===== Source material =====

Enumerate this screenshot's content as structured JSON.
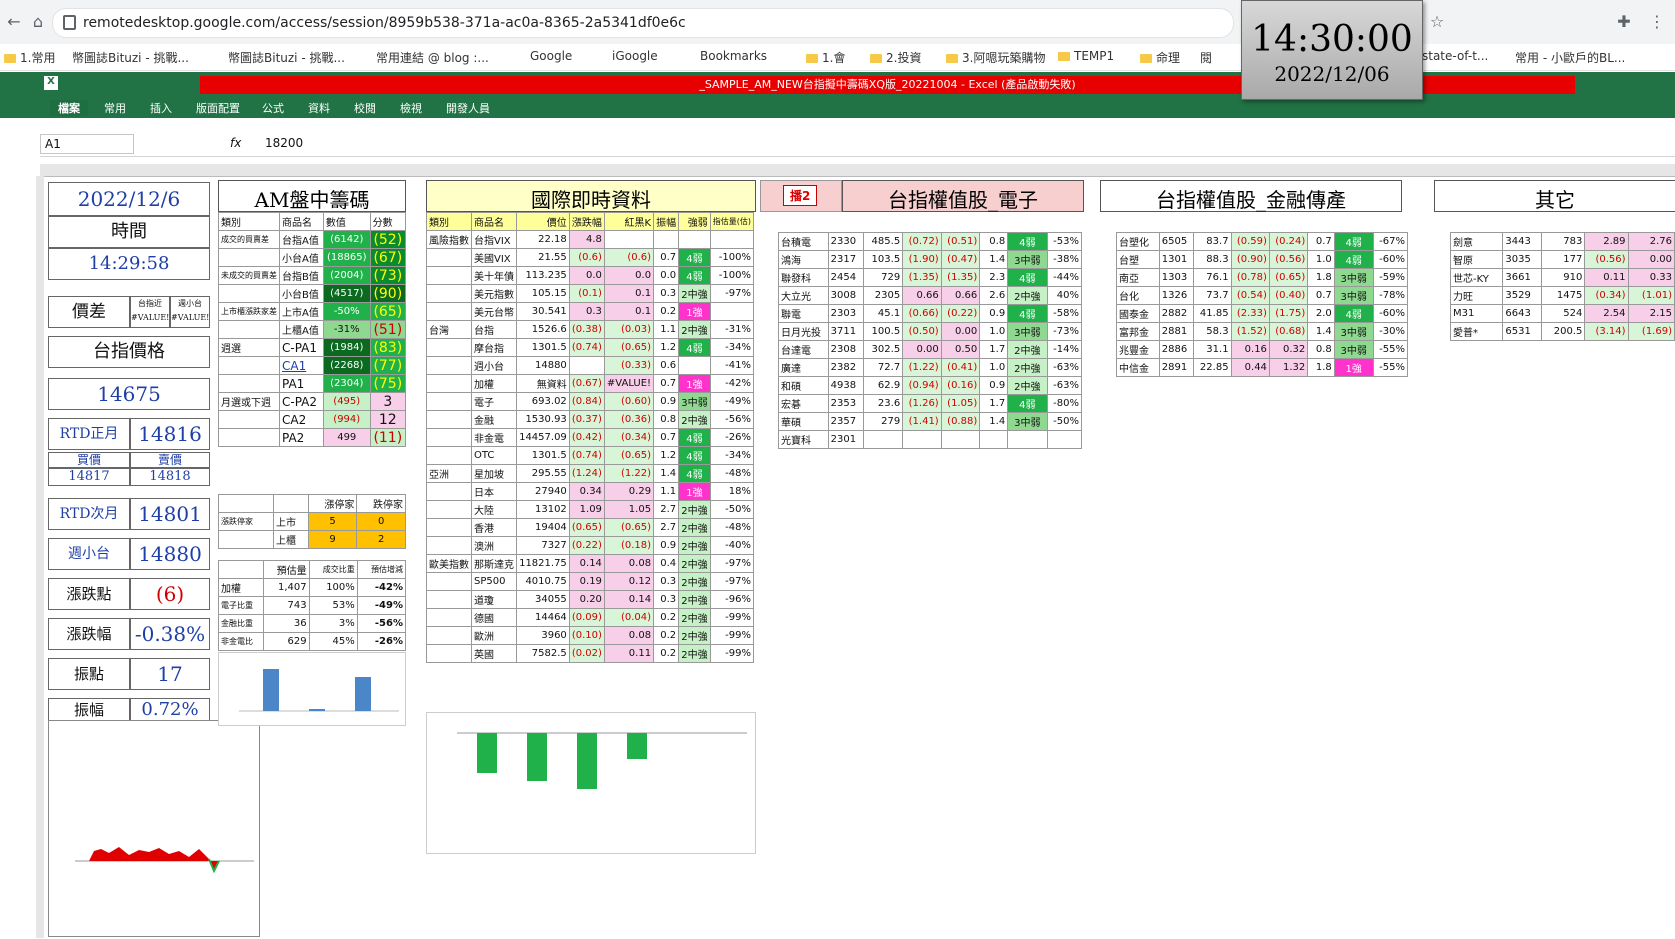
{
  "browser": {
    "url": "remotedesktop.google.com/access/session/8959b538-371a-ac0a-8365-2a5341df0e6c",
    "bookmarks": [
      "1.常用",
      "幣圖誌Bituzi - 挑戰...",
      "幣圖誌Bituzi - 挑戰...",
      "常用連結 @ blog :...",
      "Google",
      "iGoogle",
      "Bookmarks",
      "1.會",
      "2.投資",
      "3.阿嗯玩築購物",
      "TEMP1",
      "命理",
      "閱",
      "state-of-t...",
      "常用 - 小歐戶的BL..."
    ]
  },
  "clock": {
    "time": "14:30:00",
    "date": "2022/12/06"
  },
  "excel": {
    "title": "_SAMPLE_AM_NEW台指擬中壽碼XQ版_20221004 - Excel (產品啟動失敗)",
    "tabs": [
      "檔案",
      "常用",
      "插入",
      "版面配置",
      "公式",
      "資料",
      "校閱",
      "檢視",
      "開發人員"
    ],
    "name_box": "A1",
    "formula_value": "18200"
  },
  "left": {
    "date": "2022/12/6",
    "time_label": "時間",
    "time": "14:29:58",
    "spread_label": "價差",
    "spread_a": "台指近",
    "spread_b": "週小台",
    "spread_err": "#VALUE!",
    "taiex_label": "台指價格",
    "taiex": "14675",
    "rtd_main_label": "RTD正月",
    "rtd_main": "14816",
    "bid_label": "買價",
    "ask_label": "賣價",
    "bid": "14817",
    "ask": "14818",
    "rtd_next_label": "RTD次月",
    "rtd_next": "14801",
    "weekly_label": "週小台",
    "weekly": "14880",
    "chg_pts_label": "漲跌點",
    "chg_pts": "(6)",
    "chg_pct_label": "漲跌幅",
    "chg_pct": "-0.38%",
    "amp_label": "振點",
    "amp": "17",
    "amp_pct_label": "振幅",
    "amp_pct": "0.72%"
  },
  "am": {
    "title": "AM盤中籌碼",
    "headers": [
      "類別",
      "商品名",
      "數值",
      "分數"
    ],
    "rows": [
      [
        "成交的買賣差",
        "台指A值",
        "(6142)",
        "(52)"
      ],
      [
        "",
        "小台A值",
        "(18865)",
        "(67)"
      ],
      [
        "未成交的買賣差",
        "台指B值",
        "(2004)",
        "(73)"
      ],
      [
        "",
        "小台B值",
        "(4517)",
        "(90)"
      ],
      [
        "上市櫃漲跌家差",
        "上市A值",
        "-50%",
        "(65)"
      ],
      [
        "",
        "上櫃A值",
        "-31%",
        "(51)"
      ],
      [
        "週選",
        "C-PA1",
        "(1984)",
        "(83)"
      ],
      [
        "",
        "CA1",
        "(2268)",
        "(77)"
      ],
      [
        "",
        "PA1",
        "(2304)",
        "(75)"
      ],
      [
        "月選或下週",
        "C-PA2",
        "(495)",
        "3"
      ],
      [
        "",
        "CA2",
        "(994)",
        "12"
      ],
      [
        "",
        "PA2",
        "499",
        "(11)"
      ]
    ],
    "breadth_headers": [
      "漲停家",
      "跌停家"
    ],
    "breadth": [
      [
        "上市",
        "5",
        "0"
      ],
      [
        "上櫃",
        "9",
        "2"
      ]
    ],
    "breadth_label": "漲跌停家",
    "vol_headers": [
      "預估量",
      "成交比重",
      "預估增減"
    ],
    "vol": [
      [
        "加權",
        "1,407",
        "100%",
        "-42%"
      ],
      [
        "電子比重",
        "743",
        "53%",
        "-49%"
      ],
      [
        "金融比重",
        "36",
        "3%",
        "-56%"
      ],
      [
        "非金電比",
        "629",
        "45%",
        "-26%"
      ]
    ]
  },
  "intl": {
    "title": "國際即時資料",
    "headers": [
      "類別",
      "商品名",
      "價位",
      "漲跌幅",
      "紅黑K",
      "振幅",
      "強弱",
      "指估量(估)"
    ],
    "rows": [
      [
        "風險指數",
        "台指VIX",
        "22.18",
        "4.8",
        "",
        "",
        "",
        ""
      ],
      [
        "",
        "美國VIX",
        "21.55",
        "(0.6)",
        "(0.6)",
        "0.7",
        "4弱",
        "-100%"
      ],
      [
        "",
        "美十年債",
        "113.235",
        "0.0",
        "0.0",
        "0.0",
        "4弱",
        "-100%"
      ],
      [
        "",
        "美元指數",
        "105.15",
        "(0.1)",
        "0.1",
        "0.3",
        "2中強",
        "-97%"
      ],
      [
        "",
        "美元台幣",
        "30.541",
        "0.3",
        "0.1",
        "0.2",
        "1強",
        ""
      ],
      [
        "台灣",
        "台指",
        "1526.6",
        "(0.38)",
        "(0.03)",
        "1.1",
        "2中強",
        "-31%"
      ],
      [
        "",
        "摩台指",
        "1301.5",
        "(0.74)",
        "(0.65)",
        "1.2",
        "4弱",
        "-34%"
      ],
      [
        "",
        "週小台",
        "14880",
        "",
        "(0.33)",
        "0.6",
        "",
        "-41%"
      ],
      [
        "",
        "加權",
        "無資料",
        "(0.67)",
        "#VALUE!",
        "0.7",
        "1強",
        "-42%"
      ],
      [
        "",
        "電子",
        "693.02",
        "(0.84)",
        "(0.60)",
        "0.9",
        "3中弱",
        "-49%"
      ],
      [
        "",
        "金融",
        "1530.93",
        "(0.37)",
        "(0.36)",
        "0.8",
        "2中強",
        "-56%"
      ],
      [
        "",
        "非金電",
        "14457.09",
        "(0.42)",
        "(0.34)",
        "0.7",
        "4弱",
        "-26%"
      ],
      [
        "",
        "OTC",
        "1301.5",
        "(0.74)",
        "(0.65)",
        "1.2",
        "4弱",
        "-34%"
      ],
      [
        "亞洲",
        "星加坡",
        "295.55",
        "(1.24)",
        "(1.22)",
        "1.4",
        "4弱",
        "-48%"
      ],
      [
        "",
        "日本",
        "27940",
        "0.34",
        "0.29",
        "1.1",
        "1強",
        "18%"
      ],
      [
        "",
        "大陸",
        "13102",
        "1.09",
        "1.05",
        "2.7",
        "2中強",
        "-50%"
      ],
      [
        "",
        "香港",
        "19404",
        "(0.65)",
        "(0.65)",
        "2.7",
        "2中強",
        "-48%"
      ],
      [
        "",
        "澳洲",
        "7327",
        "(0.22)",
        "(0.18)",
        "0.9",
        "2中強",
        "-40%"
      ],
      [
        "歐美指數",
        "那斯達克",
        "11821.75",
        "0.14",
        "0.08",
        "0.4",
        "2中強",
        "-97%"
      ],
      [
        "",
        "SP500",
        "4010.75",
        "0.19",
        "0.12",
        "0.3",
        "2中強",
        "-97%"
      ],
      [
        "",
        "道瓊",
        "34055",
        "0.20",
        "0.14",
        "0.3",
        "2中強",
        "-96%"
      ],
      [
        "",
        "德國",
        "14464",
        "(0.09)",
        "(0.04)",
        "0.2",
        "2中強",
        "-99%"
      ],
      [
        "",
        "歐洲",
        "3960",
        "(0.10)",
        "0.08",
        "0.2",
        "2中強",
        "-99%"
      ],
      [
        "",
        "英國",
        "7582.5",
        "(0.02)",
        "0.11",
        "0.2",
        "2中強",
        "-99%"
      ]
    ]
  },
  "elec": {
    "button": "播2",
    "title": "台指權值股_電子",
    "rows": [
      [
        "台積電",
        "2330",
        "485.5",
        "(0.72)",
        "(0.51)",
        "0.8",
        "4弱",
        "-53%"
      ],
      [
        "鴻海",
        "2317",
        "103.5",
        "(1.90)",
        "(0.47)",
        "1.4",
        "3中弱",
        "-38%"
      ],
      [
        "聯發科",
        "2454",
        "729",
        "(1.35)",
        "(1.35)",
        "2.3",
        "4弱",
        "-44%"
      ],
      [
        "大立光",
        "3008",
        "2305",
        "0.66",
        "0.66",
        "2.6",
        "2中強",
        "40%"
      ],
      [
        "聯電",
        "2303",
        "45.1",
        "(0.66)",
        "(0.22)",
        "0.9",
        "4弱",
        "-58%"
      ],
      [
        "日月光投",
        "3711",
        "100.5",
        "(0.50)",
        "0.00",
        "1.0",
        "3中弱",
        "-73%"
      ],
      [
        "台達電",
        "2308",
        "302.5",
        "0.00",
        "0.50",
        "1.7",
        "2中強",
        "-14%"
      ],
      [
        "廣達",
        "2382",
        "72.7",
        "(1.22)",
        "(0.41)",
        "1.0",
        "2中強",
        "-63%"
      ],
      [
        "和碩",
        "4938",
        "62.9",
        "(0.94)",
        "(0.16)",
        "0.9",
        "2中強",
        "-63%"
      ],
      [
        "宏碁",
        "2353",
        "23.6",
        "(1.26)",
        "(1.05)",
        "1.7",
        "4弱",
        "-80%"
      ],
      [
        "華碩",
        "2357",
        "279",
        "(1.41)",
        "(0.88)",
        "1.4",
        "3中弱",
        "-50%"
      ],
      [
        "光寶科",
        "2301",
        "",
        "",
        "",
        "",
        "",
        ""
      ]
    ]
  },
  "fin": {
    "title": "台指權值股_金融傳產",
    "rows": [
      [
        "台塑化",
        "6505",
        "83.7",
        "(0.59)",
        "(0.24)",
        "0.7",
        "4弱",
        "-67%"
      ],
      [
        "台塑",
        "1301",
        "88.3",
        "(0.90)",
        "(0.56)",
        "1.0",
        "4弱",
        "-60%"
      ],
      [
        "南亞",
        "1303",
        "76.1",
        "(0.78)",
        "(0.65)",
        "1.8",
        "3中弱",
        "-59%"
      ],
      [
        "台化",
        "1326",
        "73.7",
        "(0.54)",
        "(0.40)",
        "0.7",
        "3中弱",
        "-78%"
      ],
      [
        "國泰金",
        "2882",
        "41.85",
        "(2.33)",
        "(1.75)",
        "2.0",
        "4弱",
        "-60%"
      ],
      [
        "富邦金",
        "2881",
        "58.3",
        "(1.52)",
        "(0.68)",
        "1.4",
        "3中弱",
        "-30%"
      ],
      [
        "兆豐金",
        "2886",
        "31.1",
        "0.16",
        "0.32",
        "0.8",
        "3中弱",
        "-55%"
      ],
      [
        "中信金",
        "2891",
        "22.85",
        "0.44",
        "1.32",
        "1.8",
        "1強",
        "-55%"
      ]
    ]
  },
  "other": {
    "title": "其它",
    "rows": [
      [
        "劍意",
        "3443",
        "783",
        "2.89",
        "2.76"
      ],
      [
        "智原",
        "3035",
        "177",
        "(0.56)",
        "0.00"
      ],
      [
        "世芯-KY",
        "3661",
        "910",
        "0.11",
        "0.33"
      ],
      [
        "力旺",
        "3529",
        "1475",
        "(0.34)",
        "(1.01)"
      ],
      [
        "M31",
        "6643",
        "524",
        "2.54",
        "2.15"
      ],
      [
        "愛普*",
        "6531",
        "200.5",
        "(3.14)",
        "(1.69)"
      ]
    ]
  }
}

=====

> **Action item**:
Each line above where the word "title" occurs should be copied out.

> **Task response**:
    "title": "_SAMPLE_AM_NEW台指擬中壽碼XQ版_20221004 - Excel (產品啟動失敗)",
    "title": "AM盤中籌碼",
    "title": "國際即時資料",
    "title": "台指權值股_電子",
    "title": "台指權值股_金融傳產",
    "title": "其它",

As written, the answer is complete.